With some of the nasty, sticky, cold, white stuff forecast for next week, it's time for area residents to take stock of their pantries and winter weather supplies in preparation for what could be the first significant snow storm for the area.
Winter storms can range from a moderate snowfall to the wind-driven icy sleet and freezing rain, reminiscent of the 2007 ice storm that sent area residents slipping and sliding to the nearest retail store for food and supplies.
Heavily iced power lines can knock out communications and utility services for hours or days, and as is the case in the northeastern part of the United States, immobilize entire regions.
"As we know, weather in the Ozarks can be very fickle," said David Compton, director of the Barry County Office of Emergency Management. "Area residents should have emergency kits packed and ready to go, both at home and in their vehicles."
Kits should include enough non-perishable food, water and other supplies in sufficient quantities to last each person in the household a minimum of 72 hours.
Food items should include ready-to-eat canned meats, fruits, vegetables and a can opener; protein or fruit bars; dry cereal or granola; peanut butter; dried fruit; nuts; crackers; canned or boxed juices; non-perishable pasteurized milk; high energy foods; vitamins; food for infants; and comfort or stress foods.
Kits should contain at least one gallon of water per person per day just for drinking water, or three gallons per person for the recommended 72-hour duration.
Kits should also contain:
* Battery-powered or hand cranked radio and a NOAA Weather Radio with tone alert and extra batteries for both.
* Flashlight with extra batteries.
* First aid kit.
* Whistle to signal for help.
* Moist towelettes, garbage bags and plastic ties for personal sanitation in the event utilities are out.
* Wrench or pliers to turn off utilities if necessary.
* Manual can opener for food.
* Cell phone with chargers, inverter or solar charger.
* Medications for family members and pets that may be sheltering inside.
* Enough pet food and supplies for the recommended 72-hour duration.
In addition to heavy blankets or sleeping bags, each person should have a winter jacket or coat, long pants and a long sleeve shirt. Clothing should be worn in layers and adjusted according to the temperature.
Those with homes powered by electricity, a back-up plan is necessary to provide heat in the event the utilities are cut off for an extended period of time.
Area residents are cautioned to take care when shoveling snow.
"Overexertion can bring on a heart attack," Compton said. "Other things to watch for are signs of frostbite, hypothermia and slip and falls on ice walkways."
Compton said when roads have heavy accumulation, to restrict travel and keep others informed of expected arrival times as well as planned routes of travel.
"Alternate heating sources such as generators and kerosene heaters should be used with care," Compton said. "Generators should not be used inside the home or garage, due to the hazardous buildup of carbon monoxide, a deadly gas that is both odorless and tasteless."

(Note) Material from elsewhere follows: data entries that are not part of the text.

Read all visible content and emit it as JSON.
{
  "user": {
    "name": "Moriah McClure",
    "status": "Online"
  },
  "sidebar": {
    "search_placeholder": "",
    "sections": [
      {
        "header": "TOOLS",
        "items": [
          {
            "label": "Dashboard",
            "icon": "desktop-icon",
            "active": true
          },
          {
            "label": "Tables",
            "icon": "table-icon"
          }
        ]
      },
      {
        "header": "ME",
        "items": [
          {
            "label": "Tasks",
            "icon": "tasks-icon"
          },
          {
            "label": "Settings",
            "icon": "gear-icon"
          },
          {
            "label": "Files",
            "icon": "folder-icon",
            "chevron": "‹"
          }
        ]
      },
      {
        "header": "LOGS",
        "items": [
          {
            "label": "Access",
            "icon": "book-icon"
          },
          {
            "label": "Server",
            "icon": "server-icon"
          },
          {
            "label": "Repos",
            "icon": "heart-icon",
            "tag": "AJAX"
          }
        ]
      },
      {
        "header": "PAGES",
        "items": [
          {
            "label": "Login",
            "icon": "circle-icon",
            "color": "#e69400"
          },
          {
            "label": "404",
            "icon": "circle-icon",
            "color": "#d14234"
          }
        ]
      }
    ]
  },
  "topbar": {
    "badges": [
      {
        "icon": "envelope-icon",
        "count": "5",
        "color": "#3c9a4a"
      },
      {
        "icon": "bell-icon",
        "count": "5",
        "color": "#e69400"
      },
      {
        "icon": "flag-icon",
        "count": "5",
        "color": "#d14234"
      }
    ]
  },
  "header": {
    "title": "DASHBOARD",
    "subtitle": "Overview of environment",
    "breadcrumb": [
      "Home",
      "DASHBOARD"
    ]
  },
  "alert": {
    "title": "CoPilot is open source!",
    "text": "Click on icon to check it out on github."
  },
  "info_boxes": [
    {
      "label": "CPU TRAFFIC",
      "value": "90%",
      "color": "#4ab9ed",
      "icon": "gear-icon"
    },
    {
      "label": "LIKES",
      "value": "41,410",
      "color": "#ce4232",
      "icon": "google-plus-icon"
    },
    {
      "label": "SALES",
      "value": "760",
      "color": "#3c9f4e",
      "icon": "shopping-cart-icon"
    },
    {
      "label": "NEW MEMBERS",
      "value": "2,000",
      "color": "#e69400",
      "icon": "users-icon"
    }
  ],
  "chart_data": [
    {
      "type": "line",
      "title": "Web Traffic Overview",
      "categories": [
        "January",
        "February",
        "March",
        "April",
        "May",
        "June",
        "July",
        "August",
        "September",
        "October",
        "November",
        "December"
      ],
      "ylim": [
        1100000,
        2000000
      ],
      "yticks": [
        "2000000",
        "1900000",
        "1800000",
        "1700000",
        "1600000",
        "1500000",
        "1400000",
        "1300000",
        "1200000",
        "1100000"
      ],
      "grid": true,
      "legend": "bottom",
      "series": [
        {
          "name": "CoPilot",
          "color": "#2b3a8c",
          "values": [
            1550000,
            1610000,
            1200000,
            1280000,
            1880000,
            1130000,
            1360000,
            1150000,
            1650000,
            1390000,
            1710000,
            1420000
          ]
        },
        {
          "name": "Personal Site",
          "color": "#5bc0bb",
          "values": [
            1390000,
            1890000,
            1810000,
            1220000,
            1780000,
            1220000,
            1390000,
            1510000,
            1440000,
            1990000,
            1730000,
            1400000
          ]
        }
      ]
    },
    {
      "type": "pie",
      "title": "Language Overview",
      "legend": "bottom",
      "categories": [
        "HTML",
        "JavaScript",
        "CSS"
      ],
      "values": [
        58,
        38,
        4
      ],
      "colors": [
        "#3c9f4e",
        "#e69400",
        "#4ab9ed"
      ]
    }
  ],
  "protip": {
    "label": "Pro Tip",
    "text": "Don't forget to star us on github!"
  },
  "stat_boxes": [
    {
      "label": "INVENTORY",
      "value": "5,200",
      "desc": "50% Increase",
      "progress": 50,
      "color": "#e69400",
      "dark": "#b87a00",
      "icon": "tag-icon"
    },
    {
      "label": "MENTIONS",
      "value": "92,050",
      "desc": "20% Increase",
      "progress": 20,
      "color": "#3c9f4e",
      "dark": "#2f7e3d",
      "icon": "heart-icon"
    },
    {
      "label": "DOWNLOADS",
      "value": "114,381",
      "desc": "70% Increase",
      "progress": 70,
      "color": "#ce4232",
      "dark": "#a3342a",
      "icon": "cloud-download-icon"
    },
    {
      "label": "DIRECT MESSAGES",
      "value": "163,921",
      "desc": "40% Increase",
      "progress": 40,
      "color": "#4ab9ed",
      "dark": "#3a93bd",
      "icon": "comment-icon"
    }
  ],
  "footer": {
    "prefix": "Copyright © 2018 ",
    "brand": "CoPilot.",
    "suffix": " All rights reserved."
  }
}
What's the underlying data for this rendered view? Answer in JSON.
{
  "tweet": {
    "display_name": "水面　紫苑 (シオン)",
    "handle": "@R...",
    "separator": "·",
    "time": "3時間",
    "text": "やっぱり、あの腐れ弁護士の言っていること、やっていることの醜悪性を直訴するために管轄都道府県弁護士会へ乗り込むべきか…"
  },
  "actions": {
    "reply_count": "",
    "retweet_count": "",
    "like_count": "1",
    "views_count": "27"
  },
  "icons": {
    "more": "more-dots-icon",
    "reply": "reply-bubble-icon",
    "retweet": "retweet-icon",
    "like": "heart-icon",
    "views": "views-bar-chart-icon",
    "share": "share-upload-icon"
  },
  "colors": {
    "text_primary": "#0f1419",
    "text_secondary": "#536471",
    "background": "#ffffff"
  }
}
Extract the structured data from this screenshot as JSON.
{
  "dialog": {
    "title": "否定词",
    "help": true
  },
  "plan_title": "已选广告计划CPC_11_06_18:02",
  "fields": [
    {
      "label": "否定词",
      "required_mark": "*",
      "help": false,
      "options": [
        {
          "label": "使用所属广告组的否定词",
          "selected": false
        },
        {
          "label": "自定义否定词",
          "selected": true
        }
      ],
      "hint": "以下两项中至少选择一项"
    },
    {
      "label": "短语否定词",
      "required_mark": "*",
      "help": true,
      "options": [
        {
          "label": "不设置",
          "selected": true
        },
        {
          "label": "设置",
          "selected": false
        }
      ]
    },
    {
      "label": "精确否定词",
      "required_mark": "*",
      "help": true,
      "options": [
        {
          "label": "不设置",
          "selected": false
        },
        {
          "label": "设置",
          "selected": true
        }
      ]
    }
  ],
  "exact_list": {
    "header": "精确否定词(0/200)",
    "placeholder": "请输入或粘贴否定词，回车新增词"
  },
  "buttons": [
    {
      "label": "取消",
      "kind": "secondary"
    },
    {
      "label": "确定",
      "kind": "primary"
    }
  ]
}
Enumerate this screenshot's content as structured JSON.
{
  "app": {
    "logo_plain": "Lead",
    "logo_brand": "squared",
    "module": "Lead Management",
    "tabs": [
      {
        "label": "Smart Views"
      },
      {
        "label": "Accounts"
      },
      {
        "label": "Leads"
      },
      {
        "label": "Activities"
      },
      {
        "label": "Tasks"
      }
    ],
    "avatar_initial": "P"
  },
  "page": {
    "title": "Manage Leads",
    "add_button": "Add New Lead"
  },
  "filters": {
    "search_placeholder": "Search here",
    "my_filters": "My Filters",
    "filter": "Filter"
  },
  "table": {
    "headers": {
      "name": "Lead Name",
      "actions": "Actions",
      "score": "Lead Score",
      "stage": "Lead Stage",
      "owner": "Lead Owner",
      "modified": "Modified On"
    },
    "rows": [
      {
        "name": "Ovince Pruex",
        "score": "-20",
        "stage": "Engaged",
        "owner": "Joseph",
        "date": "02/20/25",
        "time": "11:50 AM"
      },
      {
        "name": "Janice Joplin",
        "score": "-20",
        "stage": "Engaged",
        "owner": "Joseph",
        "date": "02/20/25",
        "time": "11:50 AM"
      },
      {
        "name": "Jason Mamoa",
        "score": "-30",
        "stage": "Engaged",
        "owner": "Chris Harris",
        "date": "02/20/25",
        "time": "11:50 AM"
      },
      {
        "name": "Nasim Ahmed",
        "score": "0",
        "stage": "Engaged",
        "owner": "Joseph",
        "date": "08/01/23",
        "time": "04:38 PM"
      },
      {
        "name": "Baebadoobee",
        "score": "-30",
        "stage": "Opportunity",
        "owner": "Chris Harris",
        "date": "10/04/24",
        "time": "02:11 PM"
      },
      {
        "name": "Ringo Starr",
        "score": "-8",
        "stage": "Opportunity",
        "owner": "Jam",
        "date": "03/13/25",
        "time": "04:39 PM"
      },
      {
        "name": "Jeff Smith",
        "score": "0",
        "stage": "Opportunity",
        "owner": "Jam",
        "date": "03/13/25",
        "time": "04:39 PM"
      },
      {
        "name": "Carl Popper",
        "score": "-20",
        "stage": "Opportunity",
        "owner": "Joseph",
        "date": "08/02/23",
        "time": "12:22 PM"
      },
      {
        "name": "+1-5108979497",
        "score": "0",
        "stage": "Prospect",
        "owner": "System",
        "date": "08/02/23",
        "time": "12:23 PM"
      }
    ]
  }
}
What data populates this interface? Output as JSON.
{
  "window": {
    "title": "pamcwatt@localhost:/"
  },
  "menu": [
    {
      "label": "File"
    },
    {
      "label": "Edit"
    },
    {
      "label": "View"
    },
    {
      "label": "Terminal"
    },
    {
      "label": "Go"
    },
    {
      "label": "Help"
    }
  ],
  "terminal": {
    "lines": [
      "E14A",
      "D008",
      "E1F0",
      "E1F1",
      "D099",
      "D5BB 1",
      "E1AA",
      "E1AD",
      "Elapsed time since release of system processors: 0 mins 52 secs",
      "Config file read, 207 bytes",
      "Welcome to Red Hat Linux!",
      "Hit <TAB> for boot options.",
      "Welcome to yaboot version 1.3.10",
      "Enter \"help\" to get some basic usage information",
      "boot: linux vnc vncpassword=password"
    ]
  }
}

Signs of carbon monoxide poisoning include: headache, nausea, vomiting, dizziness, fatigue and a feeling of weakness.
Both propane and kerosene heaters provide portable heat for taking the chill out of a single room. They are not meant for whole-household use.
Heaters should not be placed near flammable materials, such as bed clothing or drapery. Heaters should be allowed to cool completely before adding additional fuel to prevent the possibility of explosion.
Children and pets should be kept away from space heaters in order to prevent them from accidentally getting burned.
Newer heaters are equipped with sensors that automatically shut the unit off if oxygen levels in the home fall too low. For those with heaters lacking the sensor, a window should be cracked open one inch to allow fresh air to circulate inside the home.
For more information on winter weather or disaster preparedness, pick up a copy of the brochure "Ready in 3," available in English and Spanish at the Monett Justice Center, located at 1901 E Cleveland Ave., or visit http://health.mo.gov/emergencies/readyin....